The debauchery in this film is absolutely timeless. Alien (James Franco) is sleazy as heck as he made me feel so darn uncomfortable sitting in my own seat. As the girls are running around and almost always surrounded by men, we’re provided a tale that can be both liberating and bothersome. The girl-power camaraderie we see in their heists can almost be feminist, as we’re taken on a joy ride of girls taking power and initiative in a world that tends to put ladies in the backseat; however, the demoralizing aspect of women is blatantly seen through Alien’s sleazy attraction to the girls, sharing threesomes and basically buying them as his own prostitutes (which is then beautifully back-lashed as this film never puts the girls in a state of weakness, frailty, or submission–rather, all their consequences happen by their own choice, as the girls are always liberated with their decision-making, which is, in a way, empowering).
As Korine revealed to Rolling Stone, “People always say, ‘Your films lack morality.’ But in the end I know my heart is pure. It was important to me the girls felt that too. That in the end the film was on the side of righteousness.”
As Britney Spears’ “Everytime” begins to play at an emotional height in the film, we receive a tantalizing vision of what this movie’s all about. That, in the violence that occurs, there’s a weakness that follows–in all acts of wrongdoing, comes a suffering–and possibly, in each pure moment, it is ridden with guilt.

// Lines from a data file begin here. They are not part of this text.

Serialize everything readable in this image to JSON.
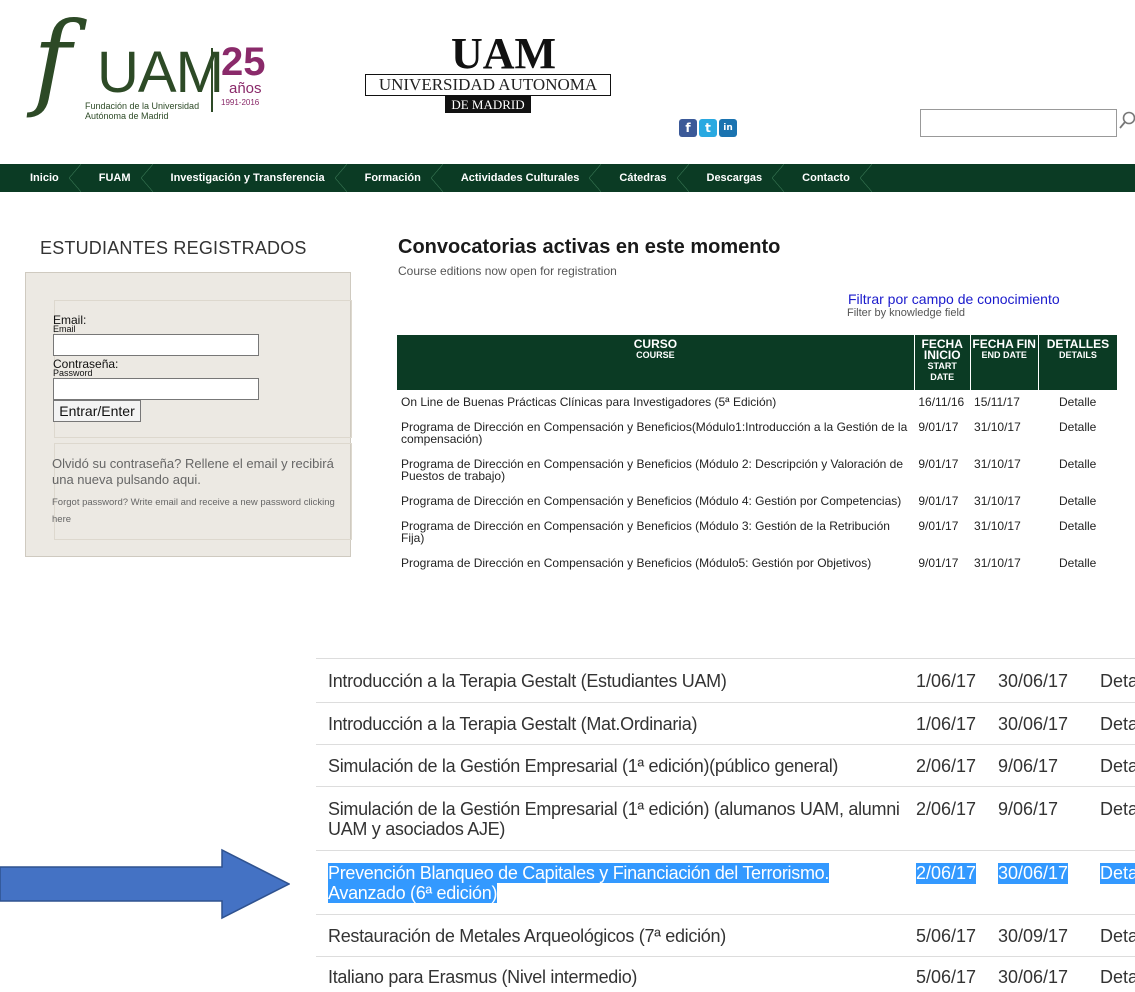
{
  "header": {
    "fuam_logo": {
      "letters": "fUAM",
      "number": "25",
      "anos": "años",
      "years": "1991-2016",
      "subtitle": "Fundación de la Universidad Autónoma de Madrid"
    },
    "uam_logo": {
      "letters": "UAM",
      "line1": "UNIVERSIDAD AUTONOMA",
      "line2": "DE MADRID"
    },
    "social": [
      "facebook-icon",
      "twitter-icon",
      "linkedin-icon"
    ],
    "search": {
      "value": "",
      "placeholder": ""
    }
  },
  "nav": {
    "items": [
      "Inicio",
      "FUAM",
      "Investigación y Transferencia",
      "Formación",
      "Actividades Culturales",
      "Cátedras",
      "Descargas",
      "Contacto"
    ]
  },
  "login": {
    "title": "ESTUDIANTES REGISTRADOS",
    "email_label": "Email:",
    "email_sub": "Email",
    "password_label": "Contraseña:",
    "password_sub": "Password",
    "button": "Entrar/Enter",
    "forgot_es": "Olvidó su contraseña? Rellene el email y recibirá una nueva pulsando aqui.",
    "forgot_en": "Forgot password? Write email and receive a new password clicking here"
  },
  "convocatorias": {
    "title": "Convocatorias activas en este momento",
    "subtitle": "Course editions now open for registration",
    "filter_link": "Filtrar por campo de conocimiento",
    "filter_sub": "Filter by knowledge field",
    "columns": {
      "curso": "CURSO",
      "curso_sub": "COURSE",
      "inicio": "FECHA INICIO",
      "inicio_sub": "START DATE",
      "fin": "FECHA FIN",
      "fin_sub": "END DATE",
      "detalles": "DETALLES",
      "detalles_sub": "DETAILS"
    },
    "rows": [
      {
        "course": "On Line de Buenas Prácticas Clínicas para Investigadores (5ª Edición)",
        "start": "16/11/16",
        "end": "15/11/17",
        "detail": "Detalle"
      },
      {
        "course": "Programa de Dirección en Compensación y Beneficios(Módulo1:Introducción a la Gestión de la compensación)",
        "start": "9/01/17",
        "end": "31/10/17",
        "detail": "Detalle"
      },
      {
        "course": "Programa de Dirección en Compensación y Beneficios (Módulo 2: Descripción y Valoración de Puestos de trabajo)",
        "start": "9/01/17",
        "end": "31/10/17",
        "detail": "Detalle"
      },
      {
        "course": "Programa de Dirección en Compensación y Beneficios (Módulo 4: Gestión por Competencias)",
        "start": "9/01/17",
        "end": "31/10/17",
        "detail": "Detalle"
      },
      {
        "course": "Programa de Dirección en Compensación y Beneficios (Módulo 3: Gestión de la Retribución Fija)",
        "start": "9/01/17",
        "end": "31/10/17",
        "detail": "Detalle"
      },
      {
        "course": "Programa de Dirección en Compensación y Beneficios (Módulo5: Gestión por Objetivos)",
        "start": "9/01/17",
        "end": "31/10/17",
        "detail": "Detalle"
      }
    ]
  },
  "zoom": {
    "rows": [
      {
        "course": "Introducción a la Terapia Gestalt (Estudiantes UAM)",
        "start": "1/06/17",
        "end": "30/06/17",
        "detail": "Deta"
      },
      {
        "course": "Introducción a la Terapia Gestalt (Mat.Ordinaria)",
        "start": "1/06/17",
        "end": "30/06/17",
        "detail": "Deta"
      },
      {
        "course": "Simulación de la Gestión Empresarial (1ª edición)(público general)",
        "start": "2/06/17",
        "end": "9/06/17",
        "detail": "Deta"
      },
      {
        "course": "Simulación de la Gestión Empresarial (1ª edición) (alumanos UAM, alumni UAM y asociados AJE)",
        "start": "2/06/17",
        "end": "9/06/17",
        "detail": "Deta"
      },
      {
        "course": "Prevención Blanqueo de Capitales y Financiación del Terrorismo. Avanzado (6ª edición)",
        "start": "2/06/17",
        "end": "30/06/17",
        "detail": "Deta"
      },
      {
        "course": "Restauración de Metales Arqueológicos (7ª edición)",
        "start": "5/06/17",
        "end": "30/09/17",
        "detail": "Deta"
      },
      {
        "course": "Italiano para Erasmus (Nivel intermedio)",
        "start": "5/06/17",
        "end": "30/06/17",
        "detail": "Deta"
      }
    ],
    "highlighted_index": 4
  },
  "colors": {
    "nav_bg": "#0b3b24",
    "brand_green": "#2d4a26",
    "brand_purple": "#8a2a6a",
    "detail_green": "#2e7d32",
    "link_blue": "#1a1acc",
    "highlight": "#3399ff",
    "arrow": "#4472c4"
  }
}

Perhaps it will do us some good to not look at this film for its face-value, but rather, the dark undertone Korine presents us with. Sometimes, it’s okay to laugh at the ridiculousness of events in this film, with Alien’s crazed obsession with his guns and toys and money and crib, yet, remember that Korine himself states: “My dream has always been to infiltrate the mainstream. I always thought that was the way to do some serious damage.” And damage he may have done, there’s just no film like this out there.
And might I add, that scene with James Franco and Selena almost made me cry! I felt so uncomfortable watching that scene, as I could feel the discomfort and fear and almost cry with Selena. I was a bit skeptical as to why she decided to join in on this film, but I’m actually glad she was there. Her natural self fit the role, and darnit–if there’s any I could relate to in that movie, it was her. That discomfort was painful to watch but relieving in a way as well. It made the experience all the more real.